Surely the government cannot expect well-educated people to stay, given the opportunities that are easily available elsewhere?!

Keep fighting for the NHS and from all of your colleagues in NZ, we are 100% behind you."


Gone are the days NHS hospitals provided on site accommodation for doctors working through the night and weekends, provided hospital car parking permits for junior doctors, provided 24/7 access to hospital food, or a doctors' mess stocked with newspapers, tea, milk and toast. Now junior doctors may be scolded for putting 2 chairs together as makeshift beds if they dare close their eyes from fatigue at night while managers have on site beds. And now some managers may have created "voluntary" or illegal shifts for junior doctors to work beyond the EWTD to avoid financial penalty safeguards.

Update December 2015


The BMA conceded and suspended the junior doctors strikes.


Almost half of junior doctors left the NHS after foundation training. No leverage means junior doctors may continue to vote with their feet.


http://www.theguardian.com/society/2015/dec/04/almost-half-of-junior-doctors-left-nhs-after-foundation-training?CMP=share_btn_fb

I hope this article helps to prevent a junior doctor suicide or junior doctor conviction for involuntary manslaughter for making a mistake when overworked and exhausted.

Update January 2016: Junior Doctor Strike is back on!


The BMA and up to 38,000 NHS junior doctors to strike on January 12, 2016 after talks mediated by ACAS with Jeremy Hunt failed to reach resolution on these 4 points. Good luck!


In the arms of the angel...

http://www.youtube.com/watch?v=SnL1e4-NfaA&sns=em

May your soul find eternal peace and rest, dearest Dr James Halcrow.

On January 12, 2016, tens of thousands of junior doctors formed picket lines across the country to strike for a fair and safe contract to protect the lives of all junior doctors and patients alike. Sadly one hospital called the police on their striking junior doctors and another Sandwell General Hospital attempted to block the strike with declaring a level 4 incident which was not upheld by the BMA.

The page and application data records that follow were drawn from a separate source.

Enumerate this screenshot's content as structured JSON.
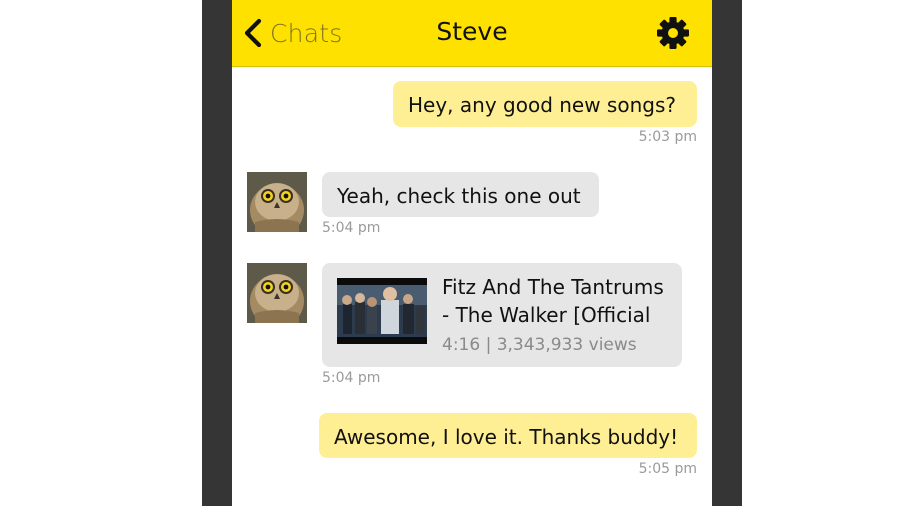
{
  "nav": {
    "back_label": "Chats",
    "title": "Steve",
    "back_icon": "chevron-left-icon",
    "settings_icon": "gear-icon"
  },
  "messages": [
    {
      "sender": "me",
      "text": "Hey, any good new songs?",
      "time": "5:03 pm"
    },
    {
      "sender": "Steve",
      "text": "Yeah, check this one out",
      "time": "5:04 pm"
    },
    {
      "sender": "Steve",
      "video": {
        "title": "Fitz And The Tantrums - The Walker [Official",
        "meta": "4:16 | 3,343,933 views"
      },
      "time": "5:04 pm"
    },
    {
      "sender": "me",
      "text": "Awesome, I love it. Thanks buddy!",
      "time": "5:05 pm"
    }
  ],
  "colors": {
    "nav_bg": "#ffe100",
    "my_bubble": "#ffef94",
    "their_bubble": "#e6e6e6",
    "bezel": "#353535",
    "timestamp": "#9a9a9a"
  }
}
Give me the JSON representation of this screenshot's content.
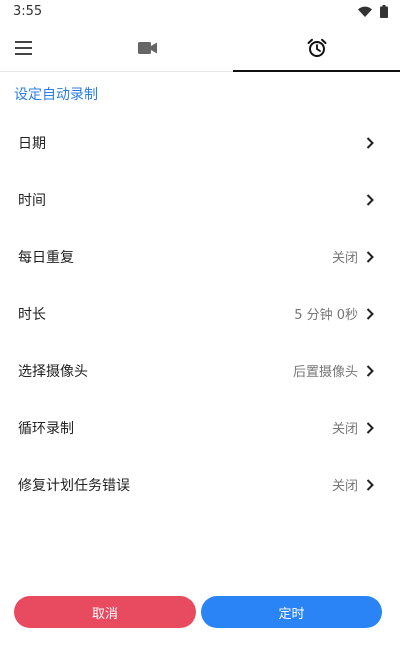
{
  "status_bar": {
    "time": "3:55",
    "icons": [
      "wifi-icon",
      "battery-icon"
    ]
  },
  "toolbar": {
    "menu_icon": "menu-icon",
    "tabs": [
      {
        "icon": "video-camera-icon",
        "selected": false
      },
      {
        "icon": "alarm-clock-icon",
        "selected": true
      }
    ]
  },
  "section": {
    "title": "设定自动录制"
  },
  "settings": [
    {
      "label": "日期",
      "value": ""
    },
    {
      "label": "时间",
      "value": ""
    },
    {
      "label": "每日重复",
      "value": "关闭"
    },
    {
      "label": "时长",
      "value": "5 分钟 0秒"
    },
    {
      "label": "选择摄像头",
      "value": "后置摄像头"
    },
    {
      "label": "循环录制",
      "value": "关闭"
    },
    {
      "label": "修复计划任务错误",
      "value": "关闭"
    }
  ],
  "buttons": {
    "cancel": "取消",
    "confirm": "定时"
  },
  "colors": {
    "accent": "#2a7fe6",
    "cancel": "#e84a5f",
    "confirm": "#2a84f6"
  }
}
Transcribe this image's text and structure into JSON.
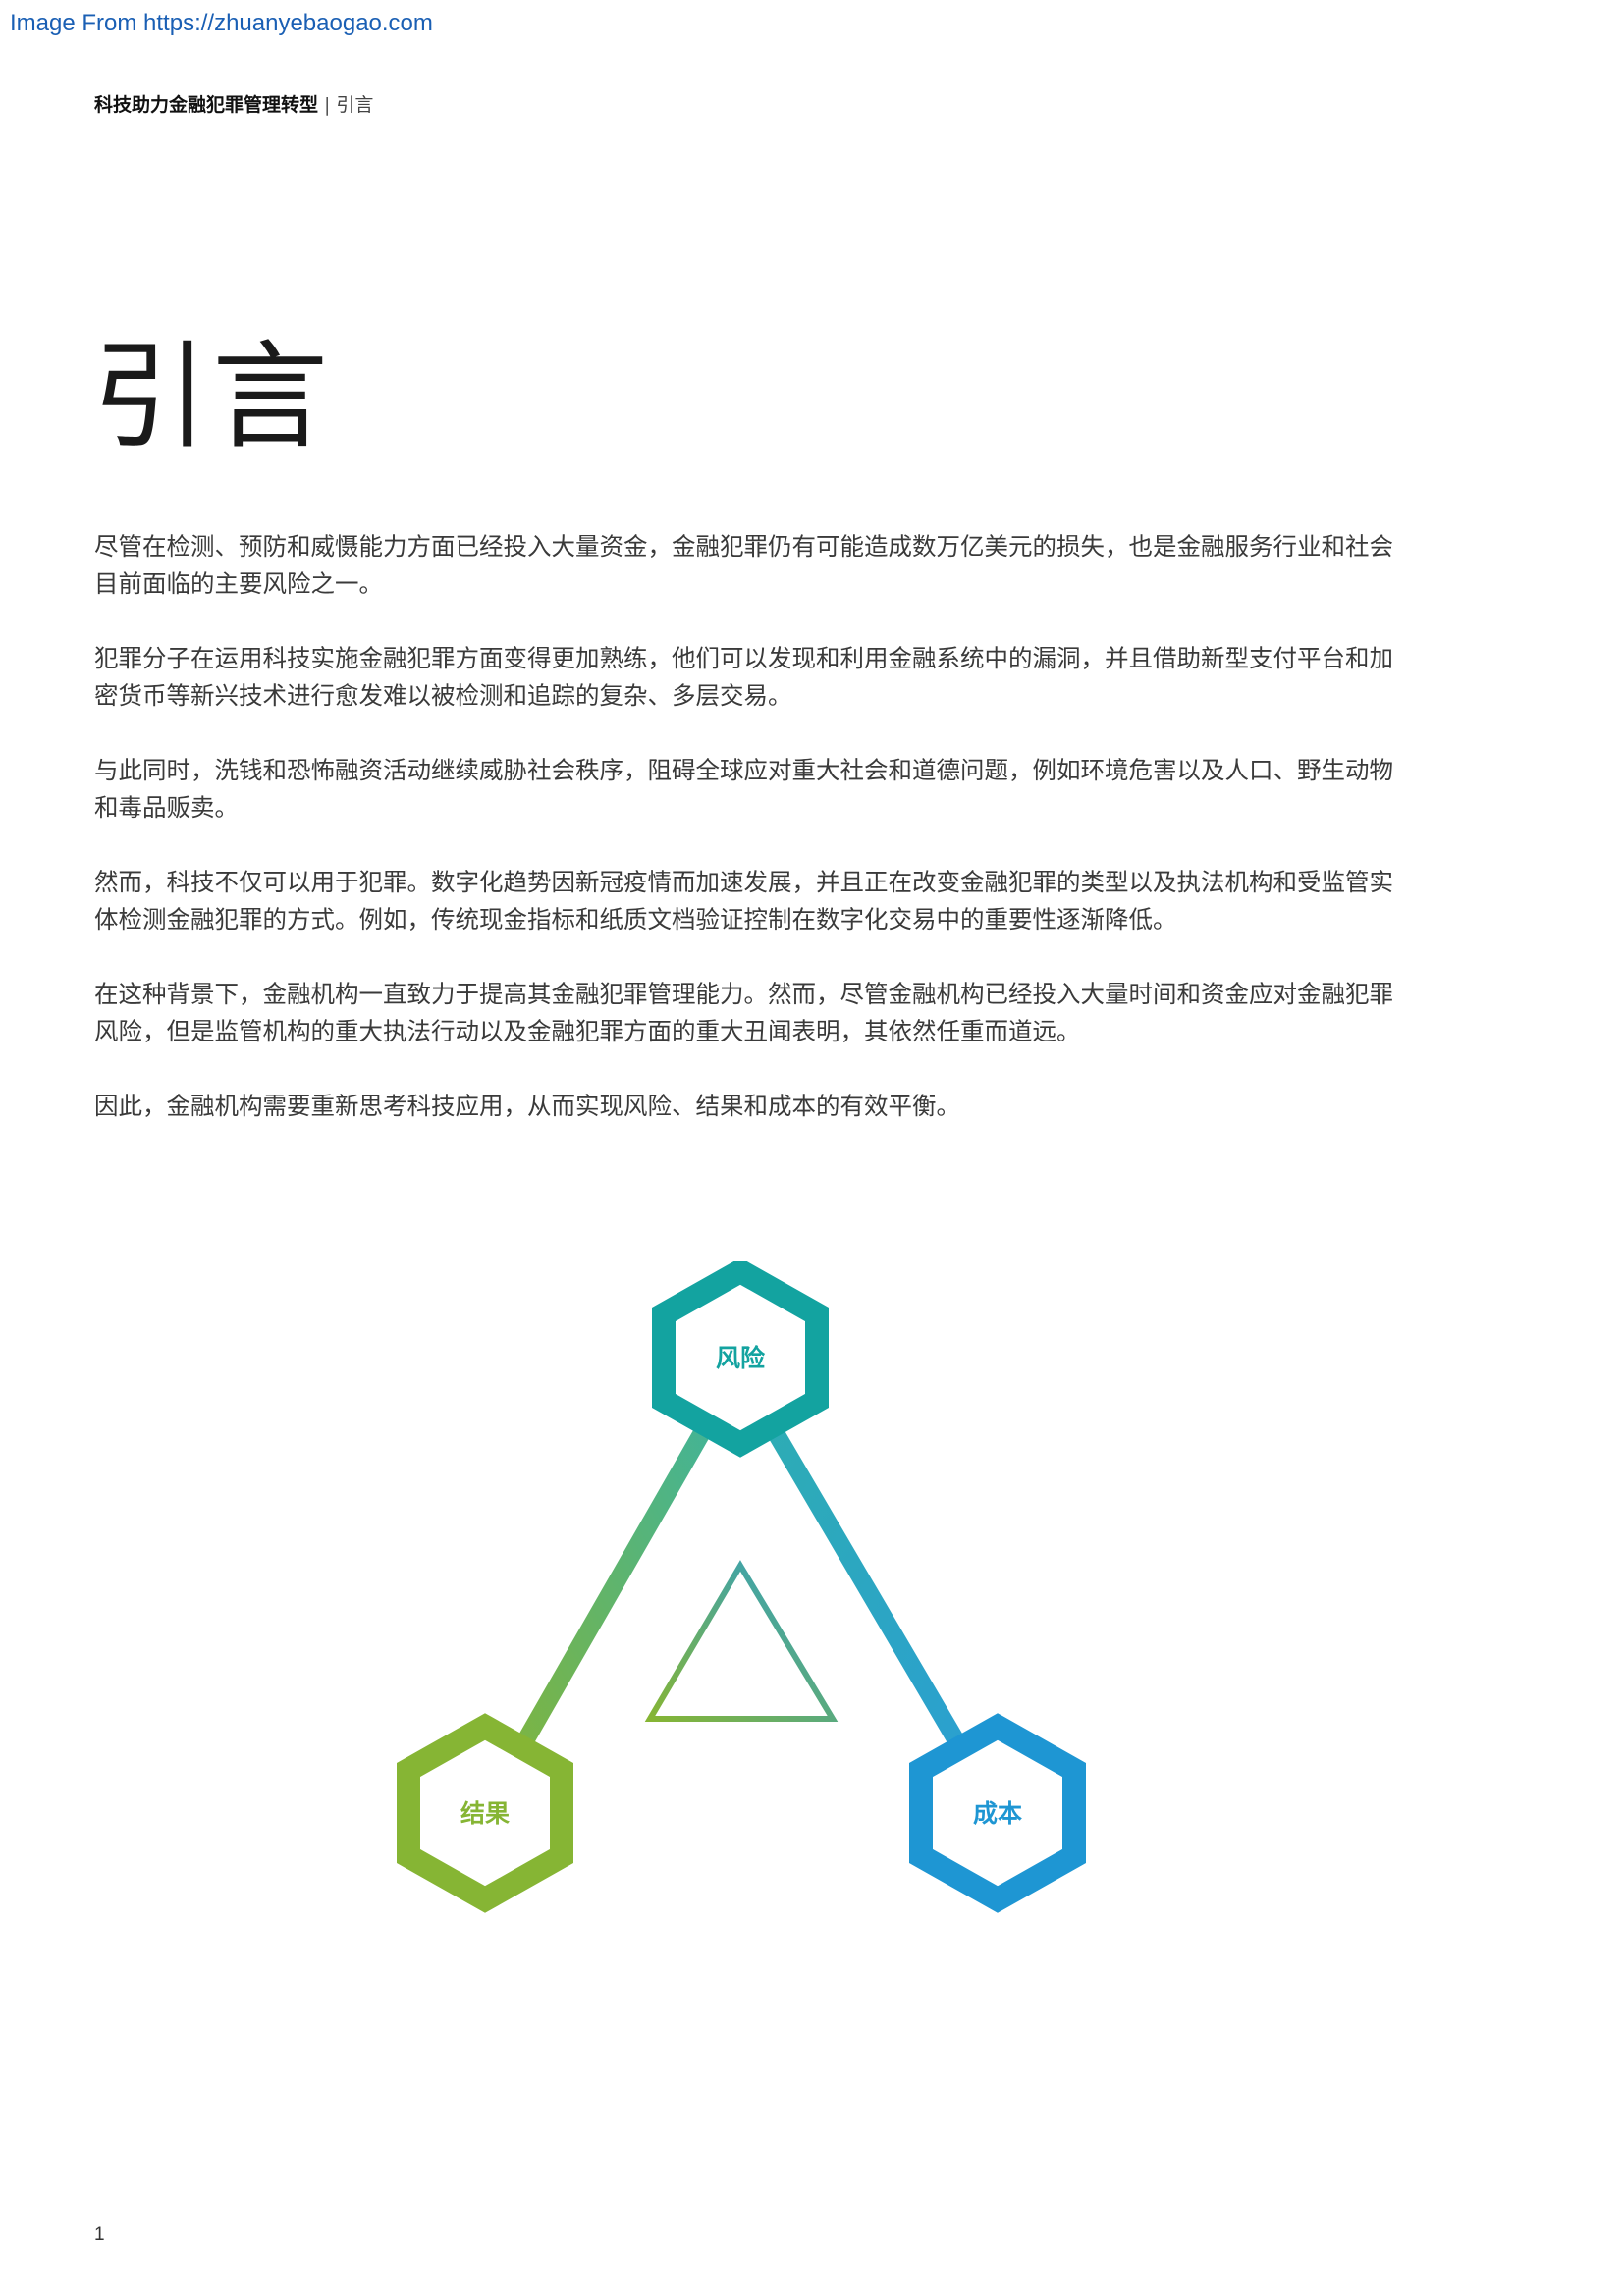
{
  "source_link": "Image From https://zhuanyebaogao.com",
  "header": {
    "doc_title": "科技助力金融犯罪管理转型",
    "separator": "|",
    "section": "引言"
  },
  "page_title": "引言",
  "paragraphs": [
    "尽管在检测、预防和威慑能力方面已经投入大量资金，金融犯罪仍有可能造成数万亿美元的损失，也是金融服务行业和社会目前面临的主要风险之一。",
    "犯罪分子在运用科技实施金融犯罪方面变得更加熟练，他们可以发现和利用金融系统中的漏洞，并且借助新型支付平台和加密货币等新兴技术进行愈发难以被检测和追踪的复杂、多层交易。",
    "与此同时，洗钱和恐怖融资活动继续威胁社会秩序，阻碍全球应对重大社会和道德问题，例如环境危害以及人口、野生动物和毒品贩卖。",
    "然而，科技不仅可以用于犯罪。数字化趋势因新冠疫情而加速发展，并且正在改变金融犯罪的类型以及执法机构和受监管实体检测金融犯罪的方式。例如，传统现金指标和纸质文档验证控制在数字化交易中的重要性逐渐降低。",
    "在这种背景下，金融机构一直致力于提高其金融犯罪管理能力。然而，尽管金融机构已经投入大量时间和资金应对金融犯罪风险，但是监管机构的重大执法行动以及金融犯罪方面的重大丑闻表明，其依然任重而道远。",
    "因此，金融机构需要重新思考科技应用，从而实现风险、结果和成本的有效平衡。"
  ],
  "diagram": {
    "nodes": [
      {
        "label": "风险",
        "color": "#13a3a0"
      },
      {
        "label": "结果",
        "color": "#86b534"
      },
      {
        "label": "成本",
        "color": "#1e96d3"
      }
    ],
    "center_color_start": "#86b534",
    "center_color_end": "#2e9fc8"
  },
  "page_number": "1"
}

A national junior doctors strike is a win:win as either it will achieve an actual victory with a fair and safe contract or a moral victory for trying.

Junior doctor exam stress:

For junior doctors struggling with the MRCGP AKT exam, please read my e-book. http://www.lulu.com/shop/una-coales/dr-una-coaless-mrcgp-akt-hot-topics/ebook/product-22547209.html.